Some will argue it's not the camera, it's the person behind the camera that makes the shot, mostly I will agree with this and I can take pictures across the range of cameras I have picked up and sometimes not really tell the difference. However there are situations where some cameras and lenses will out perform the low spec models with ease, and so they should, that’s what you pay for. Getting towards the end of the my first year and I ended up on a short film called Rats, written and directed by Mark Logan, and set in Warwick Castle.
What a bloody nightmare, and not just from my point of view, ghost walks, 50th birthday parties and some wayward production decisions lost locations and a lot of time!
So for Rats the DOP (Richard Bell) was shooting on a Sony A57ii, which had an incredible ISO range, well I struggled to shoot anything! The D5200 was at its limit on ISO, my shutter was down to 1/60 and I was nearly wide open on the lens. I ended up having to use my own lights or light the scene a little brighter to get the shots I wanted. Now I am not saying I didn't get enough coverage, but the cameras I own now would have coped with the situation better. This was when I knew I need a "better" camera (and no not a Cannon or a Sony)! I picked up a cheap D700 full frame camera, while it still struggled in low light it was better than the D5200.
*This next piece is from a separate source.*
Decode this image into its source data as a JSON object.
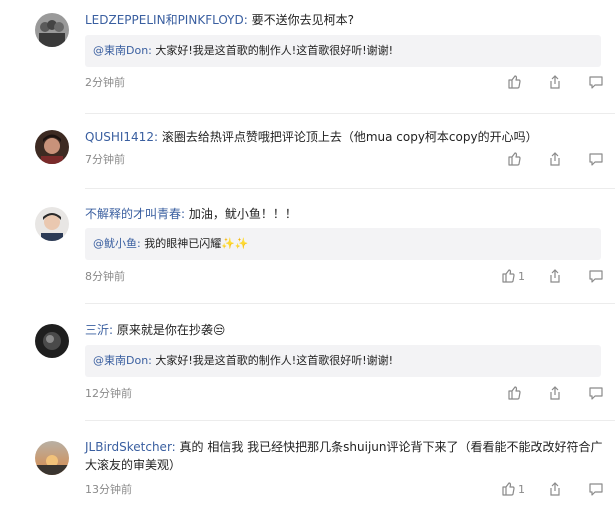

The D700 soon became my main camera, it had a lovely tone to it, with the prospect of more films I picked up an ISO monster in the D500, something that would cope alongside the Sonys, in-fact alongside most film cameras. But I continued to use the D700 on films, with the D500 shooting behind the scenes material. The D500 became my main fashion camera though, even shooting my first publication at 12000 ISO. The following image is from my first fashion shoot, with model Sarah Angel. This was taken on location in Bolton, in what can only be described as a drug den! There were needles everywhere, the things you do for art!
The next problem with these cameras was the click, the D700 sounded like a machine gun when firing burst shots, while the D500 was better in quiet mode it was still an audible click, which was getting picked up by the sound guys. I needed a blimp! A blimp is a camera housing which reduces the sound, they general are custom made and start in the $1000 bracket. Nikon did a cheaper version, while not a solid housing like most blimps it actually worked pretty well, in the right scenes. Noisy, or outdoors or where the sound equipment was further away I had no issues, put me in a small room with only dialogue and I would have to shoot the rehearsals or ask for a reset of the scene. While my blimp didn't work in these conditions, I have also found that the more expensive blimps also struggle in that setting. So I needed another alternative, go Mirrorless? While a great option, Nikon hadn't really stepped into the mirrorless arena, so it would mean a whole new camera setup. Then the D850 was announced with silent shutter on live view, my new option and one I took. I have actually kept the 850 for when I turned fully professional.
So now is the time to break out the 850, with the D500 as backup. But I will still shoot on the D700 when the I know it will benefit the look of the shoot, I actually like the 700 for landscape more than 500, but we will see what the 850 does.
Hope you enjoyed this blog, coming soon The life of a Stills photographer.